My daughter has only recently started to read, so I was surprised to find her peering over my shoulder as I played a game of Chicktionary, an iPad word-search game that attaches letters to animated chickens. Sure enough, she found some words of her own, and Chicktionary has now turned into an activity we can enjoy together—while working on her language skills. It’s hard for two people to simultaneously play with a single phone, but it’s easy for two kids (or a kid and an adult) to share an iPad. I try to invest in devices and software that encourage the kids to play together, or that provide us with new activities we can do as a family.

How much will we spend on software?

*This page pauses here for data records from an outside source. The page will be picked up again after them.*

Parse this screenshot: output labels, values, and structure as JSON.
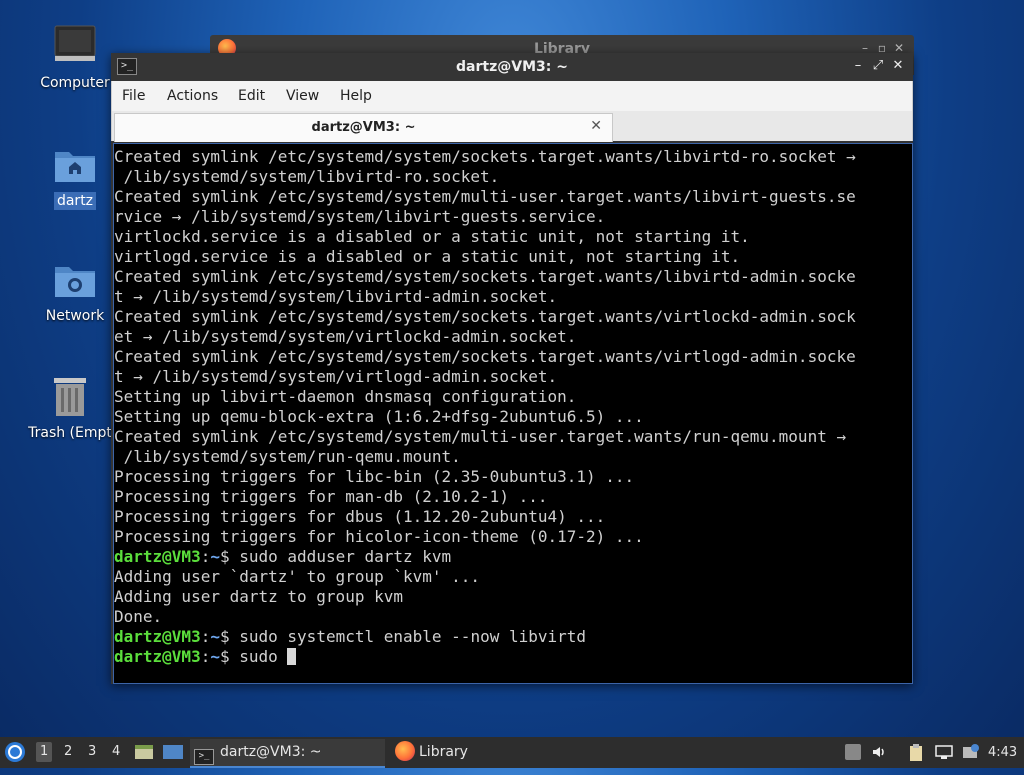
{
  "desktop": {
    "icons": [
      {
        "label": "Computer"
      },
      {
        "label": "dartz"
      },
      {
        "label": "Network"
      },
      {
        "label": "Trash (Empt"
      }
    ]
  },
  "back_window": {
    "title": "Library"
  },
  "terminal_window": {
    "title": "dartz@VM3: ~",
    "menu": [
      "File",
      "Edit",
      "View",
      "Help"
    ],
    "menu_items": {
      "file": "File",
      "actions": "Actions",
      "edit": "Edit",
      "view": "View",
      "help": "Help"
    },
    "tab_label": "dartz@VM3: ~",
    "output_lines": [
      "Created symlink /etc/systemd/system/sockets.target.wants/libvirtd-ro.socket →",
      " /lib/systemd/system/libvirtd-ro.socket.",
      "Created symlink /etc/systemd/system/multi-user.target.wants/libvirt-guests.se",
      "rvice → /lib/systemd/system/libvirt-guests.service.",
      "virtlockd.service is a disabled or a static unit, not starting it.",
      "virtlogd.service is a disabled or a static unit, not starting it.",
      "Created symlink /etc/systemd/system/sockets.target.wants/libvirtd-admin.socke",
      "t → /lib/systemd/system/libvirtd-admin.socket.",
      "Created symlink /etc/systemd/system/sockets.target.wants/virtlockd-admin.sock",
      "et → /lib/systemd/system/virtlockd-admin.socket.",
      "Created symlink /etc/systemd/system/sockets.target.wants/virtlogd-admin.socke",
      "t → /lib/systemd/system/virtlogd-admin.socket.",
      "Setting up libvirt-daemon dnsmasq configuration.",
      "Setting up qemu-block-extra (1:6.2+dfsg-2ubuntu6.5) ...",
      "Created symlink /etc/systemd/system/multi-user.target.wants/run-qemu.mount →",
      " /lib/systemd/system/run-qemu.mount.",
      "Processing triggers for libc-bin (2.35-0ubuntu3.1) ...",
      "Processing triggers for man-db (2.10.2-1) ...",
      "Processing triggers for dbus (1.12.20-2ubuntu4) ...",
      "Processing triggers for hicolor-icon-theme (0.17-2) ..."
    ],
    "prompt_user": "dartz@VM3",
    "prompt_sep": ":",
    "prompt_path": "~",
    "prompt_end": "$ ",
    "cmd1": "sudo adduser dartz kvm",
    "cmd1_output": [
      "Adding user `dartz' to group `kvm' ...",
      "Adding user dartz to group kvm",
      "Done."
    ],
    "cmd2": "sudo systemctl enable --now libvirtd",
    "cmd3": "sudo "
  },
  "taskbar": {
    "workspaces": [
      "1",
      "2",
      "3",
      "4"
    ],
    "tasks": [
      {
        "label": "dartz@VM3: ~"
      },
      {
        "label": "Library"
      }
    ],
    "clock": "4:43"
  }
}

Early in the life of my iPad, our 4-year-old son pressed “buy” on a $10 word-processing app. “I thought about it and thought about it,” he told me. “And then I downloaded it.” Touched as I was by his concern for my text-editing environment, I could foresee feeling a lot less touched if his next executive decision involved the $299 medical database now available from Lexi. You can lock your kids out of the App Store by using the Restrictions option in the iPad’s settings, but that won’t resolve the constant whining for new games. So we’ve followed the advice of Common Sense Media and told our kids that iPad purchases have to come out of their allowance, which they can use to buy iTunes Store gift cards.

Will this distract us from spending time together?
With all the worrying about how much time our kids spend onscreen, it’s easy to overlook our own screen obsession. One of the things I love about the iPad is that, unlike a laptop screen, it doesn’t put a physical barrier between me and the kids if I’m surfing the web while they’re watching TV next to me on the sofa. But precisely because it’s so unobtrusive, it’s easy for the iPad to add to my current level of distraction as a parent: If I can snuggle up beside my son while catching up on Facebook, I can pretend I’m parenting rather than geeking out. But I have heard about some parents who actually pay attention to the kids sitting next to them, possibly even interacting without the presence of a TV, computer or gaming device. Who are these parents, you ask? I’m not sure. But I bet you don’t meet them at 5 a.m. in line outside the Apple Store.